Laura A. Lettice, Alison E. Hill, Paul S. Devenney and Robert E. Hill_
MRC-Human Genetics Unit, Western General Hospital, Crewe Rd, Edinburgh EH4 2XU, UK
Received October 16, 2007; Revised November 20, 2007; Accepted December 16, 2007

Seminar in Moscow, Russian federaton
Dr. Leslie Lyons, PhD, Assistant Professor at UC Davis, California recently
presented a seminar on genetics in Moscow, Russian Federation
Statement from Dr Lyons: Pd gene is absolutely harmless
even when homozygous and has nothing in common with Rh gene.

April 11, 2009 World Cat Congress, The Netherlands:
Open discussion with WCC Delegates began at 17:15.
Delegates spoke about their thoughts on including the Maine Coon Poly in the show ring.
Dr. Leslie Lyons UC Davis commented: a recent study on polydactyly was done and that
there are no problems with Maine Coon polydactyls, not even when they were homozygous.
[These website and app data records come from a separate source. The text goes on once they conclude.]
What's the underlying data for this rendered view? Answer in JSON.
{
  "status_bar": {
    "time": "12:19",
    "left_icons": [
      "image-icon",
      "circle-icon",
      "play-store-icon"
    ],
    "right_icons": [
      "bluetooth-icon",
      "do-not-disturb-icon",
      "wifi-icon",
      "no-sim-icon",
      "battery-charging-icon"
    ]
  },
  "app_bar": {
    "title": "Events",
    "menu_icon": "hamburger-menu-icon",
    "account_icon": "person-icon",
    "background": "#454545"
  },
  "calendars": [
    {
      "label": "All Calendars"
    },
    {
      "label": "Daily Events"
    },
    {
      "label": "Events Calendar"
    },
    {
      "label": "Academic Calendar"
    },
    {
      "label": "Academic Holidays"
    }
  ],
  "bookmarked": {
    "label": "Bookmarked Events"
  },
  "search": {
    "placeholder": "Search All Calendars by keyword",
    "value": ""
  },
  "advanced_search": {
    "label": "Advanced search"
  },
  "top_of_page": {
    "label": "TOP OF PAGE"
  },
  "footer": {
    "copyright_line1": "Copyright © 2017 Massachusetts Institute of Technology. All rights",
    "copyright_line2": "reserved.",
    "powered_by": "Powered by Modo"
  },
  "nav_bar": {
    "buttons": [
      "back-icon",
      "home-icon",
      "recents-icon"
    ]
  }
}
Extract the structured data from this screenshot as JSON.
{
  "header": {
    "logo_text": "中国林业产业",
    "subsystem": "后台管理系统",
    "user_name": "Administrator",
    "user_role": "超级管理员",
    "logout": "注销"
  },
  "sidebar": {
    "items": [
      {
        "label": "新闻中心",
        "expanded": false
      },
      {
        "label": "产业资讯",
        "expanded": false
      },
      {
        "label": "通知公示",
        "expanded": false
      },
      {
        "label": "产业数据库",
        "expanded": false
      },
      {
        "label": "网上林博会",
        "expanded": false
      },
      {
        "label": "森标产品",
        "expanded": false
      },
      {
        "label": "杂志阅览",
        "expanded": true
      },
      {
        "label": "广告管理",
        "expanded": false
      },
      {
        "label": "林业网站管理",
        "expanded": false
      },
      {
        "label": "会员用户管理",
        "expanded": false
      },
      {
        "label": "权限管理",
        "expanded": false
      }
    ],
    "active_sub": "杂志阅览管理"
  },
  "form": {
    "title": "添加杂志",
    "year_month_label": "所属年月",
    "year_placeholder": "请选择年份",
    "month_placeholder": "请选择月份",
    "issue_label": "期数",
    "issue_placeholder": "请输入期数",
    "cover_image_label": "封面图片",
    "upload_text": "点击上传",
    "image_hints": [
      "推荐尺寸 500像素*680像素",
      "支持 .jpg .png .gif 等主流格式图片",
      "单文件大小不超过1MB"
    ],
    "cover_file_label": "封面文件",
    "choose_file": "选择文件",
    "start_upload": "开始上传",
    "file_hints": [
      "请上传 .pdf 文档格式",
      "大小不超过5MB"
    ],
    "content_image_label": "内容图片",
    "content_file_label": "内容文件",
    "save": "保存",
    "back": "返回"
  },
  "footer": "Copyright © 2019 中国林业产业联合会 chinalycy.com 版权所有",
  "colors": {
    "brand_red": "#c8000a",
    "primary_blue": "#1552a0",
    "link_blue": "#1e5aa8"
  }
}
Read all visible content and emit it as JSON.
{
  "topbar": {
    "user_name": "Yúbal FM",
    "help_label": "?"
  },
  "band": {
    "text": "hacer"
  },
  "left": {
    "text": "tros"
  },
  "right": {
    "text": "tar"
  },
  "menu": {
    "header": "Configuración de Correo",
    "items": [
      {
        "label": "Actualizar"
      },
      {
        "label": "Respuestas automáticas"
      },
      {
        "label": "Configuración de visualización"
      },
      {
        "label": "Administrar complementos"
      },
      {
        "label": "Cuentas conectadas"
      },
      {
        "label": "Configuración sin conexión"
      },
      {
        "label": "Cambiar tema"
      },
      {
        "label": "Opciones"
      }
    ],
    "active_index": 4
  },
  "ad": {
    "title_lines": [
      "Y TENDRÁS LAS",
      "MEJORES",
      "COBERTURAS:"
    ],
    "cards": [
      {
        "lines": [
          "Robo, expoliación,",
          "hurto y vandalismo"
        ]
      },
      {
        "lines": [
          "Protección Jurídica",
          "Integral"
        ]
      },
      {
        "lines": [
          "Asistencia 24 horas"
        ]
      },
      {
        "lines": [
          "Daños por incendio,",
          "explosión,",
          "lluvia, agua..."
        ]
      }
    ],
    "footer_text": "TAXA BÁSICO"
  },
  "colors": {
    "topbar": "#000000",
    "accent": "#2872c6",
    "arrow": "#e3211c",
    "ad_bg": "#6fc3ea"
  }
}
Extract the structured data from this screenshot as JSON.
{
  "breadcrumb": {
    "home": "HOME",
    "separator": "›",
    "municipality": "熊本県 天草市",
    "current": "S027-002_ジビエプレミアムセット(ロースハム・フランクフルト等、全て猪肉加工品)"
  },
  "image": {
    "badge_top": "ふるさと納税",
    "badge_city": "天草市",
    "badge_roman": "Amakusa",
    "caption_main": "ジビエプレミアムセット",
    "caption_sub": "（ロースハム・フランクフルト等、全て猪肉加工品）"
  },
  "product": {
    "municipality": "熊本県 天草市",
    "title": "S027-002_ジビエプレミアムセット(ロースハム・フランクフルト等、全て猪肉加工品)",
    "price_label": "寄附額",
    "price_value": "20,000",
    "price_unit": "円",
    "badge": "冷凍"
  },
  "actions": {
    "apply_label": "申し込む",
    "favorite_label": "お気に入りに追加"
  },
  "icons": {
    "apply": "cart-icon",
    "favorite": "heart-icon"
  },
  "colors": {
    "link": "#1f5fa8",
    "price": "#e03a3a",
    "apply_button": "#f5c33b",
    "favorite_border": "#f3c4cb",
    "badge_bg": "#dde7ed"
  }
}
July – Sept 2009 Correspondence with Dr. Leslie Lyons and Vonne Bode, Database
Coordinator, PolyTrak

1 Polydactyly and Related Traits - Dr. Solveig Pflueger, Fall 1998
CLICK -> http://polystandard.polytrak.net/acceptance/1-Pflueger_Traits.pdf

2 Scratch Sheet spring 1970
CLICK -> http://polystandard.polytrak.net/acceptance/2-Scratch_Sheet.pdf

3 Letter dated September 29th 1973 of the then Vice-President of the MCBFA Mr.Ljostad
CLICK -> http://polystandard.polytrak.net/acceptance/3-Ljostad_Letter.pdf

4 Dr. Lyons in Moscow (PolyTrak Newsletter Vol.3-No.4)
CLICK -> http://polystandard.polytrak.net/acceptence/4-DrLyons_Moscow.pdf

5 Human Molecular Genetics, 2008, Vol. 17, No. 7 978–985
CLICK -> http://polystandard.polytrak.net/acceptance/ 5-Molecular_Genetics.pdf

6 Guide to Digit Identification and Paw Photo Examples
CLICK -> http://polystandard.polytrak.net/acceptance/6-Digit_Guide.pdf

7 Dr. Lyons Speaks before the WCC in Arnhem, The Netherlands
CLICK -> http://polystandard.polytrak.net/acceptance/7-DrLyons_Arnhem.pdf.

Other Referenced Links:

See URL (Poly Data Listings) CLICK -> http://www.polytrak.net

See URL (Breed FAQ’s) CLICK -> http://www.fanciers.com/breed-faqs/maine-coon-faq.html

See URL (Kitten Listings - Sorted) CLICK -> http://www.polytrak.net/database/search/selectsort.php

See URL (Polydactyl Cats – Part 1 ©2001-2009) CLICK -> http://www.messybeast.com/poly-cats.html

See URL (TICA – Standing Rules) CLICK -> http://www.tica.org

See URL (Maine Coon Breederrs and Fancier Association) CLICK -> http://www.mcbfa.org

See URL (Polytrak & UC, Davis collecting DNA ) CLICK -> http://www.polytrak.net/msc/dr_lyons_dna.htm

See URL (Interview with Don Shaw in March 1976)
CLICK -> http://polystandard.polytrak.net/acceptance/X-Don_Shaw_Interview.pdf

See URL (PolyTrak xls Spreadsheet showing a line trace of one polydactyl Foundation – Gray Luv Perry)
CLICK -> http://polystandard.polytrak.net/acceptance/X-Heritage.xls

See URL (Excellent Article by Susan Grindell from New Zealand on polydactylism)
CLICK -> http://polystandard.polytrak.net/acceptance/X-Suzan_Article.pdf

                                                                                                                                         Revised: 07 October. 2009